In a statement on the Senate floor, McConnell, a Republican from Kentucky, said that in conversations with House of Representatives Speaker Paul Ryan he has insisted that the Continuing Resolution include “a provision to address that issue so these retirees don’t lose their healthcare benefit at the end of this year.”
The fate of the United Mine Workers’ health care and pension funds is up in the air as Congress weighs legislation to provide financial support for the soon-expiring benefits, which are at risk of default as coal companies grapple with bankruptcies.
Although the Senate Finance Committee in September passed a bill to provide funding for those benefits senior lawmakers are looking for ways to include the provision in the spending bill that has to be passed before existing government funding expires on Dec. 9.
Democratic Senators of coal-producing states – Bob Casey of Pennsylvania, Sherrod Brown of Ohio, Mark Warner of Virginia and Joe Manchin of West Virginia – said they would block must-pass legislation until Congress takes action on the so-called Miners Protection Act.
“There’s going to be 16,500 retired miners that are losing their healthcare benefits. There will be another 4,000 the first of next year,” said Manchin on the Senate floor on Tuesday.
“We’re fighting for those people that we promised, that we believe in, that have powered this nation, that have given us the country we have and now we’re turning our backs on them,” Manchin said.
Manchin is due to meet with President-elect Donald Trump later this week to discuss a potential role in the Republican’s Cabinet.
Trump had repeatedly promised on the campaign trail to put coal miners back to work. His spokesperson did not respond to a request for comment on Trump’s views on protecting miners’ pensions and health care benefits.
Grassroots group Kentuckians for the Commonwealth plan to deliver a 10,000 signature petition to McConnell Tuesday to call on him to pass the Miners Protection Act, as well as RECLAIM, a bill that would offer financial support to help coal communities diversify their economies, before Congress leaves for recess.

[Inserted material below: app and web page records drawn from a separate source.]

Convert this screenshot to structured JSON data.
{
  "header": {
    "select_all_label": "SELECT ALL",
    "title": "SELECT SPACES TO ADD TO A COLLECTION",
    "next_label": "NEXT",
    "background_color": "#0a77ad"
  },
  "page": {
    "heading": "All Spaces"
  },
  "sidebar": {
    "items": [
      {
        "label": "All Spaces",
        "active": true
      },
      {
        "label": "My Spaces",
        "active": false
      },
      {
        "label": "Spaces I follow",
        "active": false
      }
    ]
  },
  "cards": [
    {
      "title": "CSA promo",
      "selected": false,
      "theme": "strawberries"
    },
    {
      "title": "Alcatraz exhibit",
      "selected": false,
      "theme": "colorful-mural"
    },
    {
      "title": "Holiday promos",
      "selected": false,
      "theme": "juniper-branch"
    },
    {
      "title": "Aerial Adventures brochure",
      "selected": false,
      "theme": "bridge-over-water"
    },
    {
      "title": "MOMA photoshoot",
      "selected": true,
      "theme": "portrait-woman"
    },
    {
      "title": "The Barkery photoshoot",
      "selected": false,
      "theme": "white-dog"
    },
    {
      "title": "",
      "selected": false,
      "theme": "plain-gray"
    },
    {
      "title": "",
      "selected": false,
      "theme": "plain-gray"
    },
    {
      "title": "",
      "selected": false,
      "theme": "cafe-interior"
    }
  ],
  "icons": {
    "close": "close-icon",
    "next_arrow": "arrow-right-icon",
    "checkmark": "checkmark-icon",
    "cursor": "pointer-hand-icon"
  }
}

(Reporting By Richard Cowan and Valerie Volcovici; Editing by Bernard Orr)